Activity: Please, could you print all the lines below exactly, leaving out the pictures?

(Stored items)
====================

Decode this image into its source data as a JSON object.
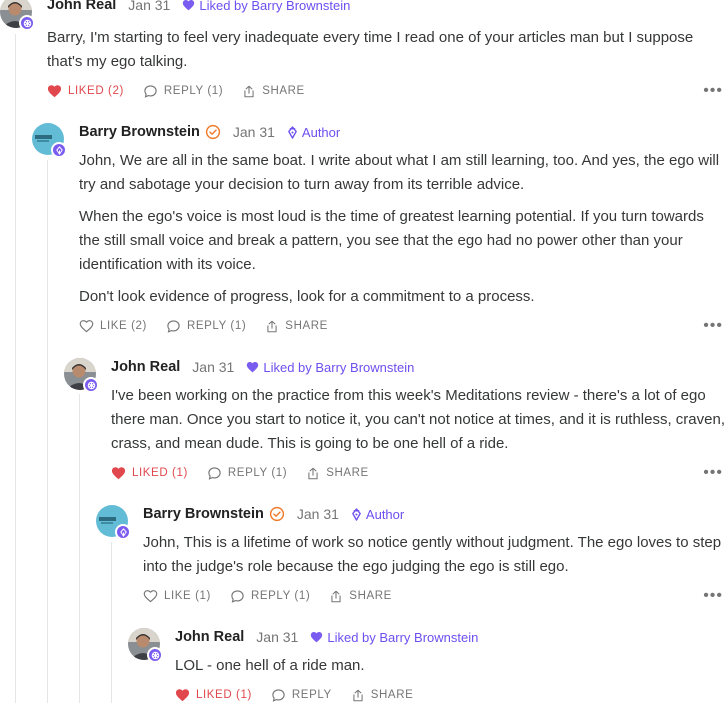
{
  "comments": [
    {
      "name": "John Real",
      "date": "Jan 31",
      "liked_by": "Liked by Barry Brownstein",
      "text": [
        "Barry, I'm starting to feel very inadequate every time I read one of your articles man but I suppose that's my ego talking."
      ],
      "like_label": "LIKED (2)",
      "reply_label": "REPLY (1)",
      "share_label": "SHARE"
    },
    {
      "name": "Barry Brownstein",
      "date": "Jan 31",
      "author_label": "Author",
      "text": [
        "John, We are all in the same boat. I write about what I am still learning, too. And yes, the ego will try and sabotage your decision to turn away from its terrible advice.",
        "When the ego's voice is most loud is the time of greatest learning potential. If you turn towards the still small voice and break a pattern, you see that the ego had no power other than your identification with its voice.",
        "Don't look evidence of progress, look for a commitment to a process."
      ],
      "like_label": "LIKE (2)",
      "reply_label": "REPLY (1)",
      "share_label": "SHARE"
    },
    {
      "name": "John Real",
      "date": "Jan 31",
      "liked_by": "Liked by Barry Brownstein",
      "text": [
        "I've been working on the practice from this week's Meditations review - there's a lot of ego there man. Once you start to notice it, you can't not notice at times, and it is ruthless, craven, crass, and mean dude. This is going to be one hell of a ride."
      ],
      "like_label": "LIKED (1)",
      "reply_label": "REPLY (1)",
      "share_label": "SHARE"
    },
    {
      "name": "Barry Brownstein",
      "date": "Jan 31",
      "author_label": "Author",
      "text": [
        "John, This is a lifetime of work so notice gently without judgment. The ego loves to step into the judge's role because the ego judging the ego is still ego."
      ],
      "like_label": "LIKE (1)",
      "reply_label": "REPLY (1)",
      "share_label": "SHARE"
    },
    {
      "name": "John Real",
      "date": "Jan 31",
      "liked_by": "Liked by Barry Brownstein",
      "text": [
        "LOL - one hell of a ride man."
      ],
      "like_label": "LIKED (1)",
      "reply_label": "REPLY",
      "share_label": "SHARE"
    }
  ],
  "colors": {
    "accent": "#6e4ff0",
    "liked": "#e0484d",
    "meta": "#757575",
    "verified": "#f07a2b"
  },
  "icons": {
    "liked": "heart-filled-icon",
    "like": "heart-outline-icon",
    "reply": "comment-bubble-icon",
    "share": "share-icon",
    "more": "more-dots-icon",
    "liked_by": "heart-filled-icon",
    "author": "pen-nib-icon",
    "verified": "check-circle-icon",
    "badge": "snowflake-badge-icon"
  }
}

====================

Result of this exercise:
Decode this image into its source data as a JSON object.
{
  "comments": [
    {
      "name": "John Real",
      "date": "Jan 31",
      "liked_by": "Liked by Barry Brownstein",
      "text": [
        "Barry, I'm starting to feel very inadequate every time I read one of your articles man but I suppose that's my ego talking."
      ],
      "like_label": "LIKED (2)",
      "reply_label": "REPLY (1)",
      "share_label": "SHARE"
    },
    {
      "name": "Barry Brownstein",
      "date": "Jan 31",
      "author_label": "Author",
      "text": [
        "John, We are all in the same boat. I write about what I am still learning, too. And yes, the ego will try and sabotage your decision to turn away from its terrible advice.",
        "When the ego's voice is most loud is the time of greatest learning potential. If you turn towards the still small voice and break a pattern, you see that the ego had no power other than your identification with its voice.",
        "Don't look evidence of progress, look for a commitment to a process."
      ],
      "like_label": "LIKE (2)",
      "reply_label": "REPLY (1)",
      "share_label": "SHARE"
    },
    {
      "name": "John Real",
      "date": "Jan 31",
      "liked_by": "Liked by Barry Brownstein",
      "text": [
        "I've been working on the practice from this week's Meditations review - there's a lot of ego there man. Once you start to notice it, you can't not notice at times, and it is ruthless, craven, crass, and mean dude. This is going to be one hell of a ride."
      ],
      "like_label": "LIKED (1)",
      "reply_label": "REPLY (1)",
      "share_label": "SHARE"
    },
    {
      "name": "Barry Brownstein",
      "date": "Jan 31",
      "author_label": "Author",
      "text": [
        "John, This is a lifetime of work so notice gently without judgment. The ego loves to step into the judge's role because the ego judging the ego is still ego."
      ],
      "like_label": "LIKE (1)",
      "reply_label": "REPLY (1)",
      "share_label": "SHARE"
    },
    {
      "name": "John Real",
      "date": "Jan 31",
      "liked_by": "Liked by Barry Brownstein",
      "text": [
        "LOL - one hell of a ride man."
      ],
      "like_label": "LIKED (1)",
      "reply_label": "REPLY",
      "share_label": "SHARE"
    }
  ],
  "colors": {
    "accent": "#6e4ff0",
    "liked": "#e0484d",
    "meta": "#757575",
    "verified": "#f07a2b"
  },
  "icons": {
    "liked": "heart-filled-icon",
    "like": "heart-outline-icon",
    "reply": "comment-bubble-icon",
    "share": "share-icon",
    "more": "more-dots-icon",
    "liked_by": "heart-filled-icon",
    "author": "pen-nib-icon",
    "verified": "check-circle-icon",
    "badge": "snowflake-badge-icon"
  }
}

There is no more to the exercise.